To do the place justice one should make the effort to get as far upstream as possible, press on up high up the moor, above the last tree then descend into the gill and follow the stream back down to the pasturable fields. This is a long day’s walk. You approach from the east, slowly and with great labour, swimming in a sea of bracken that wraps itself around you like the weeds of a river. There is no clear track, only a small pale line that threads across the moor, faint and easily lost. You press on, gaining and losing the line, aiming for the hanging stone on the western horizon. In the distance, if the weather is good, you may see climbers on the exposed crags. If the weather is wet or cold you will we certainly be alone on this empty hillside far from the last farm.
I have walked towards this place in the spring and seen ten thousand oak trees in leaf shining like an emerald serpent. Today the green has been replaced with brown and in the vastness of the autumn moors the hidden groves are shedding their cloak and preparing to sleep.
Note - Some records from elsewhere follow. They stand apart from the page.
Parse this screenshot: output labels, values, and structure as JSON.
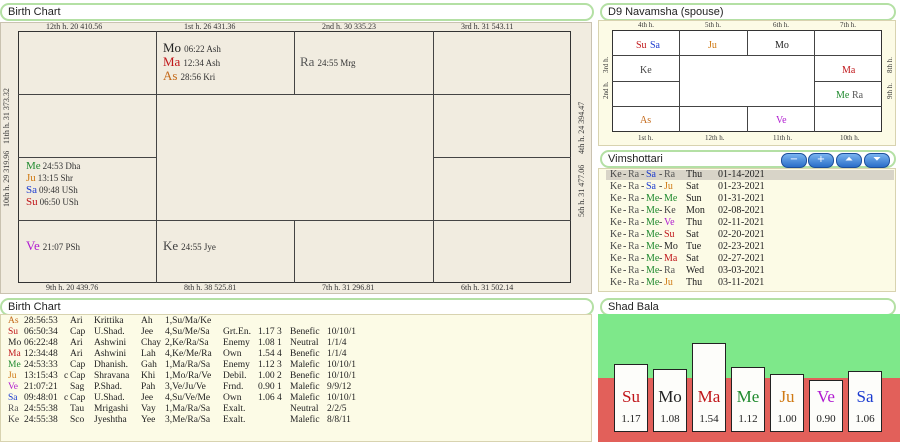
{
  "birth_chart": {
    "title": "Birth Chart",
    "top_houses": [
      "12th h.  20  410.56",
      "1st h.  26  431.36",
      "2nd h.  30  335.23",
      "3rd h.  31  543.11"
    ],
    "bottom_houses": [
      "9th h.  20  439.76",
      "8th h.  38  525.81",
      "7th h.  31  296.81",
      "6th h.  31  502.14"
    ],
    "left_houses": [
      "11th h.  31  373.32",
      "10th h.  29  319.96"
    ],
    "right_houses": [
      "4th h.  24  394.47",
      "5th h.  31  477.06"
    ],
    "house1": [
      {
        "g": "Mo",
        "d": "06:22 Ash",
        "c": "Mo"
      },
      {
        "g": "Ma",
        "d": "12:34 Ash",
        "c": "Ma"
      },
      {
        "g": "As",
        "d": "28:56 Kri",
        "c": "As"
      }
    ],
    "house2": [
      {
        "g": "Ra",
        "d": "24:55 Mrg",
        "c": "Ra"
      }
    ],
    "house10": [
      {
        "g": "Me",
        "d": "24:53 Dha",
        "c": "Me"
      },
      {
        "g": "Ju",
        "d": "13:15 Shr",
        "c": "Ju"
      },
      {
        "g": "Sa",
        "d": "09:48 USh",
        "c": "Sa"
      },
      {
        "g": "Su",
        "d": "06:50 USh",
        "c": "Su"
      }
    ],
    "house9": [
      {
        "g": "Ve",
        "d": "21:07 PSh",
        "c": "Ve"
      }
    ],
    "house8": [
      {
        "g": "Ke",
        "d": "24:55 Jye",
        "c": "Ke"
      }
    ]
  },
  "navamsha": {
    "title": "D9 Navamsha  (spouse)",
    "top_labels": [
      "4th h.",
      "5th h.",
      "6th h.",
      "7th h."
    ],
    "bottom_labels": [
      "1st h.",
      "12th h.",
      "11th h.",
      "10th h."
    ],
    "left_labels": [
      "3rd h.",
      "2nd h."
    ],
    "right_labels": [
      "8th h.",
      "9th h."
    ],
    "cells": {
      "c4a": "Su",
      "c4b": "Sa",
      "c5": "Ju",
      "c6": "Mo",
      "c3": "Ke",
      "c8": "Ma",
      "c9a": "Me",
      "c9b": "Ra",
      "c1": "As",
      "c11": "Ve"
    }
  },
  "vimshottari": {
    "title": "Vimshottari",
    "buttons": [
      "−",
      "+",
      "⏶",
      "⏷"
    ],
    "rows": [
      {
        "p": [
          "Ke",
          "Ra",
          "Sa",
          "Ra"
        ],
        "day": "Thu",
        "date": "01-14-2021",
        "sel": true
      },
      {
        "p": [
          "Ke",
          "Ra",
          "Sa",
          "Ju"
        ],
        "day": "Sat",
        "date": "01-23-2021"
      },
      {
        "p": [
          "Ke",
          "Ra",
          "Me",
          "Me"
        ],
        "day": "Sun",
        "date": "01-31-2021"
      },
      {
        "p": [
          "Ke",
          "Ra",
          "Me",
          "Ke"
        ],
        "day": "Mon",
        "date": "02-08-2021"
      },
      {
        "p": [
          "Ke",
          "Ra",
          "Me",
          "Ve"
        ],
        "day": "Thu",
        "date": "02-11-2021"
      },
      {
        "p": [
          "Ke",
          "Ra",
          "Me",
          "Su"
        ],
        "day": "Sat",
        "date": "02-20-2021"
      },
      {
        "p": [
          "Ke",
          "Ra",
          "Me",
          "Mo"
        ],
        "day": "Tue",
        "date": "02-23-2021"
      },
      {
        "p": [
          "Ke",
          "Ra",
          "Me",
          "Ma"
        ],
        "day": "Sat",
        "date": "02-27-2021"
      },
      {
        "p": [
          "Ke",
          "Ra",
          "Me",
          "Ra"
        ],
        "day": "Wed",
        "date": "03-03-2021"
      },
      {
        "p": [
          "Ke",
          "Ra",
          "Me",
          "Ju"
        ],
        "day": "Thu",
        "date": "03-11-2021"
      }
    ]
  },
  "planet_table": {
    "title": "Birth Chart",
    "rows": [
      {
        "g": "As",
        "deg": "28:56:53",
        "r": "",
        "sign": "Ari",
        "nak": "Krittika",
        "lord": "Ah",
        "pada": "1,Su/Ma/Ke",
        "dig": "",
        "sb": "",
        "nat": "",
        "val": ""
      },
      {
        "g": "Su",
        "deg": "06:50:34",
        "r": "",
        "sign": "Cap",
        "nak": "U.Shad.",
        "lord": "Jee",
        "pada": "4,Su/Me/Sa",
        "dig": "Grt.En.",
        "sb": "1.17  3",
        "nat": "Benefic",
        "val": "10/10/1"
      },
      {
        "g": "Mo",
        "deg": "06:22:48",
        "r": "",
        "sign": "Ari",
        "nak": "Ashwini",
        "lord": "Chay",
        "pada": "2,Ke/Ra/Sa",
        "dig": "Enemy",
        "sb": "1.08  1",
        "nat": "Neutral",
        "val": "1/1/4"
      },
      {
        "g": "Ma",
        "deg": "12:34:48",
        "r": "",
        "sign": "Ari",
        "nak": "Ashwini",
        "lord": "Lah",
        "pada": "4,Ke/Me/Ra",
        "dig": "Own",
        "sb": "1.54  4",
        "nat": "Benefic",
        "val": "1/1/4"
      },
      {
        "g": "Me",
        "deg": "24:53:33",
        "r": "",
        "sign": "Cap",
        "nak": "Dhanish.",
        "lord": "Gah",
        "pada": "1,Ma/Ra/Sa",
        "dig": "Enemy",
        "sb": "1.12  3",
        "nat": "Malefic",
        "val": "10/10/1"
      },
      {
        "g": "Ju",
        "deg": "13:15:43",
        "r": "c",
        "sign": "Cap",
        "nak": "Shravana",
        "lord": "Khi",
        "pada": "1,Mo/Ra/Ve",
        "dig": "Debil.",
        "sb": "1.00  2",
        "nat": "Benefic",
        "val": "10/10/1"
      },
      {
        "g": "Ve",
        "deg": "21:07:21",
        "r": "",
        "sign": "Sag",
        "nak": "P.Shad.",
        "lord": "Pah",
        "pada": "3,Ve/Ju/Ve",
        "dig": "Frnd.",
        "sb": "0.90  1",
        "nat": "Malefic",
        "val": "9/9/12"
      },
      {
        "g": "Sa",
        "deg": "09:48:01",
        "r": "c",
        "sign": "Cap",
        "nak": "U.Shad.",
        "lord": "Jee",
        "pada": "4,Su/Ve/Me",
        "dig": "Own",
        "sb": "1.06  4",
        "nat": "Malefic",
        "val": "10/10/1"
      },
      {
        "g": "Ra",
        "deg": "24:55:38",
        "r": "",
        "sign": "Tau",
        "nak": "Mrigashi",
        "lord": "Vay",
        "pada": "1,Ma/Ra/Sa",
        "dig": "Exalt.",
        "sb": "",
        "nat": "Neutral",
        "val": "2/2/5"
      },
      {
        "g": "Ke",
        "deg": "24:55:38",
        "r": "",
        "sign": "Sco",
        "nak": "Jyeshtha",
        "lord": "Yee",
        "pada": "3,Me/Ra/Sa",
        "dig": "Exalt.",
        "sb": "",
        "nat": "Malefic",
        "val": "8/8/11"
      }
    ]
  },
  "shad_bala": {
    "title": "Shad Bala",
    "colors": {
      "background": "#7ee88a",
      "lower": "#e2605a",
      "bar_border": "#222"
    },
    "bars": [
      {
        "g": "Su",
        "v": "1.17",
        "value": 1.17,
        "c": "Su"
      },
      {
        "g": "Mo",
        "v": "1.08",
        "value": 1.08,
        "c": "Mo"
      },
      {
        "g": "Ma",
        "v": "1.54",
        "value": 1.54,
        "c": "Ma"
      },
      {
        "g": "Me",
        "v": "1.12",
        "value": 1.12,
        "c": "Me"
      },
      {
        "g": "Ju",
        "v": "1.00",
        "value": 1.0,
        "c": "Ju"
      },
      {
        "g": "Ve",
        "v": "0.90",
        "value": 0.9,
        "c": "Ve"
      },
      {
        "g": "Sa",
        "v": "1.06",
        "value": 1.06,
        "c": "Sa"
      }
    ]
  }
}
At the upper end of the gill, where the last tree gives way to heather and bilberry, I descend down to the stream. The world has changed. You are no longer walking on the moors with the sun and wind in your face. Down here your senses shift in their priority. In a place where the sound of water rushing over rock is omnipresent ones sense of hearing becomes uncertain and fey. The sound of the stream is a constant echoing babble, water against water, sloshing against the bank, rolling and gurgling over rounded boulders and slapping against tilted slabs of millstone grit. Sound bounces along the steep sided gill, reverberating and growing, imitating voices and sounds that are both familiar and strange. You turn because you thought you heard a deep rumbling voice, a calling ululating voice that rises up and swells and you find yourself quite alone in a sliver of wilderness, in a place where perhaps nobody else has stood in for years.